I recently received a letter from Cory Gardner. In that letter, he assured me that my that my Medicare and Social Security benefits “will not change for you ever.”
If this was intended to reassure me, it did not do the job. What Cory Gardner is asking me and everyone over 55 to do is to be selfish, and not think of the coming generations that include our children, nieces, nephews and grandkids..
Working for the next generation is one of the ideas that made this country what it is. Those who fought in World War II did so to rid the world of a maniac and make the world a safer place. There are many such examples.
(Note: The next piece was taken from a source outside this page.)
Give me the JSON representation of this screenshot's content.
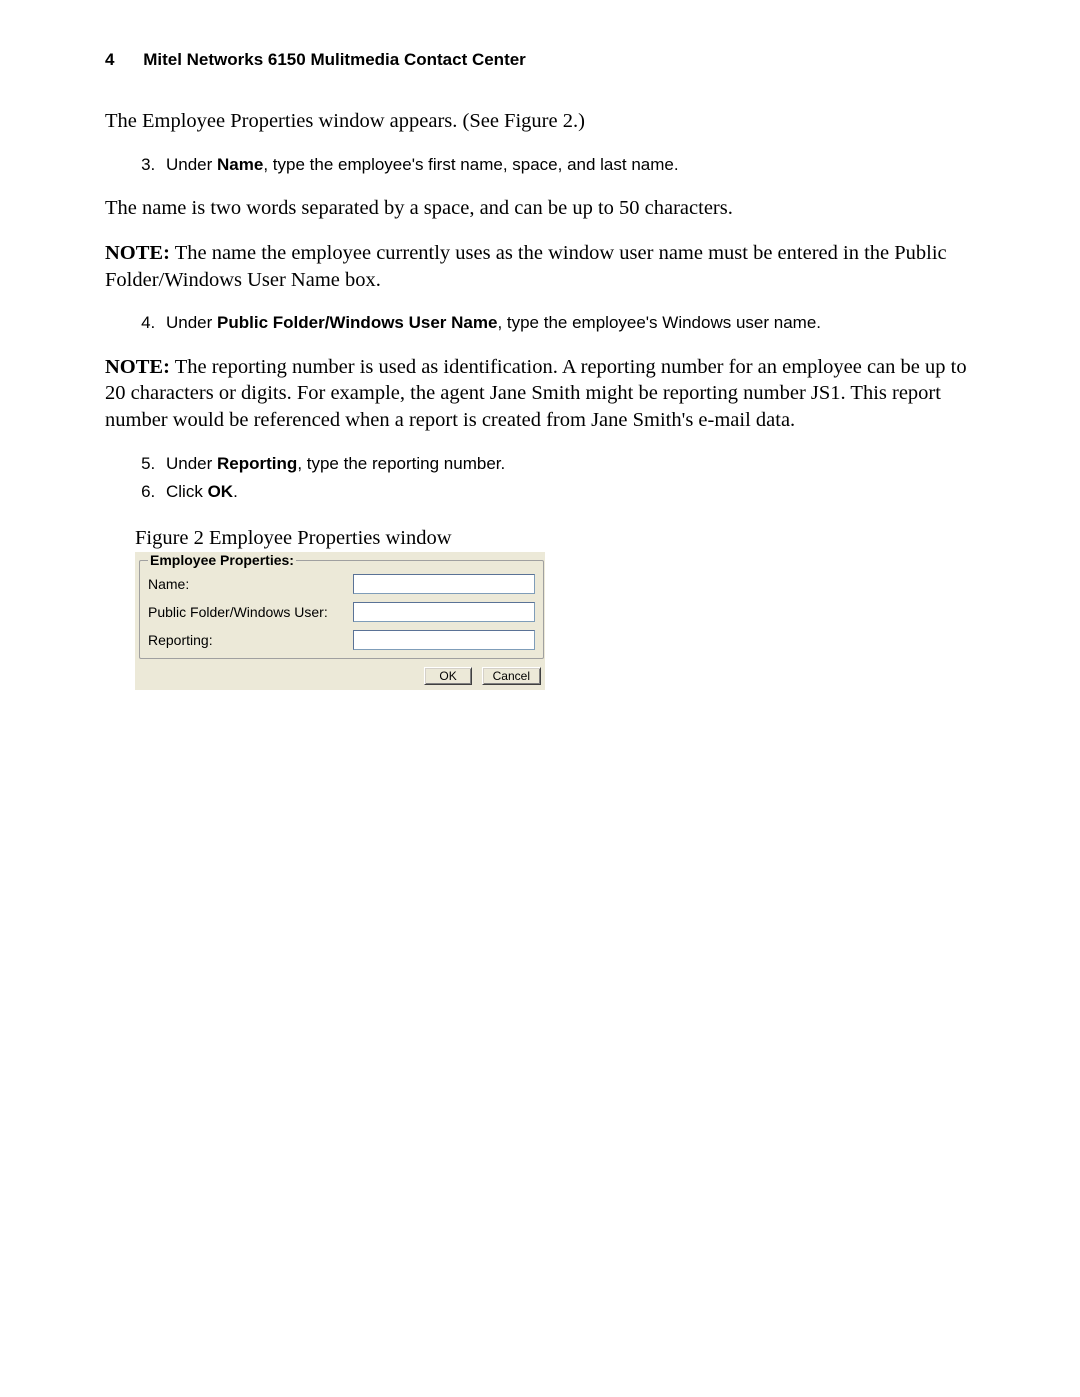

Asking us to be selfish does not seem like a good idea. Reducing the benefits of the coming generations benefits no one, except the rich who are not paying their fair share of taxes. In a recession, cash flow needs to be increased. The middle class will not be in a position to pull this country out of the recession until it is allowed to flourish. We need jobs and money to survive. All of us.
Cory Gardner’s actions do nothing to alleviate the problem. They are the actions of a young man who is following the corporate agenda. Either he is unable to resist the siren call of the corporate dollar or he is following that agenda without thought.
Rep. Cory Gardner has stated clearly, “I want to see spending cuts.” I wish Rep. Gardner would think about where these spending cuts are coming from. Education? Do we care about the classroom size of our children? Infrastructure? Are we planning to repair our own roads and bridges? Environment? Clean water to drink anyone? The social safety net did not get us into this fiscal house of horrors. It was wars that weren’t included in the budget and unbridled greed.
Cuts come from real people and real programs that were designed to protect citizens. Plus arguments about spending cuts aren’t adding up. Historically, cutting spending during recessionary times just makes the economy worse. (See 1937). Economists in both political parties are saying that what needs to happen is job creation, which requires spending not cutting. Once our economy is more stable reasonable cuts can and should be debated. Maintaining a rigid position in the face of contrary information is not smart. Please, Rep. Gardner, read up on economics 101. Draconian cuts now will not create jobs or put our country back on track. We need a representative who will work for the good of all the citizens in the 4th Congressional District.
Cory Gardner, anti-environment
To the delight of American industrialists and their friends in the GOP, freshman U.S. Rep. Cory Gardner (CO-District 4) appears determined to erode as much of the regulatory authority of the U.S. Environmental Protection Agency as he is able.
The EPA was born during the term of Richard Nixon, based on a 1970 memorandum of the President’s Advisory Council on Executive Organization, “Federal Organization for Environmental Protection.” If the GOP was aware of the need for federal regulations on polluting industries in 1970, how much more are those regulations necessary in our resource-depleting and waste-generating consumerist culture of 2011?
The memorandum recognized that “The economic progress which we have come to expect, or even demand, has almost invariably been at some cost to the environment.” It states that “Some means must be found by which our economic and social aspirations are balanced against the finite capacity of the environment to absorb society’s wastes.”
Before Mr. Gardner goes too far in his personal tirade against the EPA, I suggest that he, and the GOP leadership, should learn what was recognized in 1970 regarding the “finite capacity of the environment to absorb society’s wastes.” His zeal against environmental regulations is not only misguided and misinformed, it is downright dangerous.